*TRY IT:*
In the entries below, find the lines that contain the word "comment" and copy them.

*EXERCISE DATA:*

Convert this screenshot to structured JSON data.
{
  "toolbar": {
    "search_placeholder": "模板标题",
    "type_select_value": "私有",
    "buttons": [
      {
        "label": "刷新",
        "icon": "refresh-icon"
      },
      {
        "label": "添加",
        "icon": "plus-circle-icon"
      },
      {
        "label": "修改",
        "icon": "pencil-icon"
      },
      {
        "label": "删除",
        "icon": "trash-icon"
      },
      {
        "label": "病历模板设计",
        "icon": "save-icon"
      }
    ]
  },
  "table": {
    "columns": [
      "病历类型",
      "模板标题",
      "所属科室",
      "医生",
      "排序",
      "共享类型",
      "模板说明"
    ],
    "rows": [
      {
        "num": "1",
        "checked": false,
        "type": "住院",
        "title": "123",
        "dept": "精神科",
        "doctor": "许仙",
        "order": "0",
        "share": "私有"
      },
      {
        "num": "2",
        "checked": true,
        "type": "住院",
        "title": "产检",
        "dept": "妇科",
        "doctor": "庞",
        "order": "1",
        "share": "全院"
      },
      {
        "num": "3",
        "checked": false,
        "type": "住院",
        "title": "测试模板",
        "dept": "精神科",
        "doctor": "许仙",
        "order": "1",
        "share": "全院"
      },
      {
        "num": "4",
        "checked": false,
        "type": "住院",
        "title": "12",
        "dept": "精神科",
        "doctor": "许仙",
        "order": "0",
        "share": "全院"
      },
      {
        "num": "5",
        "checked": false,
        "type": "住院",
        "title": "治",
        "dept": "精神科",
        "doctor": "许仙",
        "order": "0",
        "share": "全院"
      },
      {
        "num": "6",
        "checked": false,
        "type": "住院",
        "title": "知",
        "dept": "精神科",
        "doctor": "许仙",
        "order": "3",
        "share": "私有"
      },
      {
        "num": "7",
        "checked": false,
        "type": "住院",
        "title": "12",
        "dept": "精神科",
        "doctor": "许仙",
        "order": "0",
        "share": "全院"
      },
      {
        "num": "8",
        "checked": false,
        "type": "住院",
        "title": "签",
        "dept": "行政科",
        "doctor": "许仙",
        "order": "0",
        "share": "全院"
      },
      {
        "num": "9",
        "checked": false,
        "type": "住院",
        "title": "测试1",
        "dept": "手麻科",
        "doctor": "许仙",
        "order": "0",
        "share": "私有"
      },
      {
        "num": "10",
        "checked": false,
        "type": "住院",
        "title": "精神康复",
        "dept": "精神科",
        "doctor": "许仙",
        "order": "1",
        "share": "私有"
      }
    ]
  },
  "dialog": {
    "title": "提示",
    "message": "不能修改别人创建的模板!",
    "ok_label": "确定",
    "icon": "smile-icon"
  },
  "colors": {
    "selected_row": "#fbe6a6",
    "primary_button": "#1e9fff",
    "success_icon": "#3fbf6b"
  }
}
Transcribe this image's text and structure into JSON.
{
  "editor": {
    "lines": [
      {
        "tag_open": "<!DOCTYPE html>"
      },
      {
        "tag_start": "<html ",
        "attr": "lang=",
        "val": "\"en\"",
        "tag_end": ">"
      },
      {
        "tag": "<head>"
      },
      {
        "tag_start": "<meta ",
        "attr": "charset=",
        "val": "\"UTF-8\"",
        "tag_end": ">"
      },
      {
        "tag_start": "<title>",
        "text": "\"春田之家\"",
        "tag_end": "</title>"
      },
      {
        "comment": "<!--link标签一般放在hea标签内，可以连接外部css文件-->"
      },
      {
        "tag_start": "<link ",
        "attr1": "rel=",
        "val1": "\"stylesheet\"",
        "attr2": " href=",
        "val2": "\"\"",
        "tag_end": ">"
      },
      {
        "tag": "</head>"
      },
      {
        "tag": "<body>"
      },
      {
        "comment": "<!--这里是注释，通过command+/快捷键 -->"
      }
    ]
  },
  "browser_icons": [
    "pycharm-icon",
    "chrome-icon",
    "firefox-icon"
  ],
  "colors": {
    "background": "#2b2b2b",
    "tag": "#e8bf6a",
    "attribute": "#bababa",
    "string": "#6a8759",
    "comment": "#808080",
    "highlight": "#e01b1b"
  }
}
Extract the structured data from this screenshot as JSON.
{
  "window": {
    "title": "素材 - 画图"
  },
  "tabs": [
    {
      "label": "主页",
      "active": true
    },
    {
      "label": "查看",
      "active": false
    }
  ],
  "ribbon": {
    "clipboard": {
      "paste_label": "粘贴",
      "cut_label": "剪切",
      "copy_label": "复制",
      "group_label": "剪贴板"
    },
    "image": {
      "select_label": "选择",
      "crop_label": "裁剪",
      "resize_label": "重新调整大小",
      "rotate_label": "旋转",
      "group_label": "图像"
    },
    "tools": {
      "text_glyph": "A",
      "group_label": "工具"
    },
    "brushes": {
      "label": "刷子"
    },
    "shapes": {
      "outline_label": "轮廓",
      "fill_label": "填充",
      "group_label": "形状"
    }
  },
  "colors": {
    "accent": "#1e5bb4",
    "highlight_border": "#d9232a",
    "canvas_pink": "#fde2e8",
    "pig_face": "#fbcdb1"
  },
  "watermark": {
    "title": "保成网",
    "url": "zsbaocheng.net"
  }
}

*RESULT OF THE EXERCISE:*
        "comment": "<!--link标签一般放在hea标签内，可以连接外部css文件-->"
        "comment": "<!--这里是注释，通过command+/快捷键 -->"
    "comment": "#808080",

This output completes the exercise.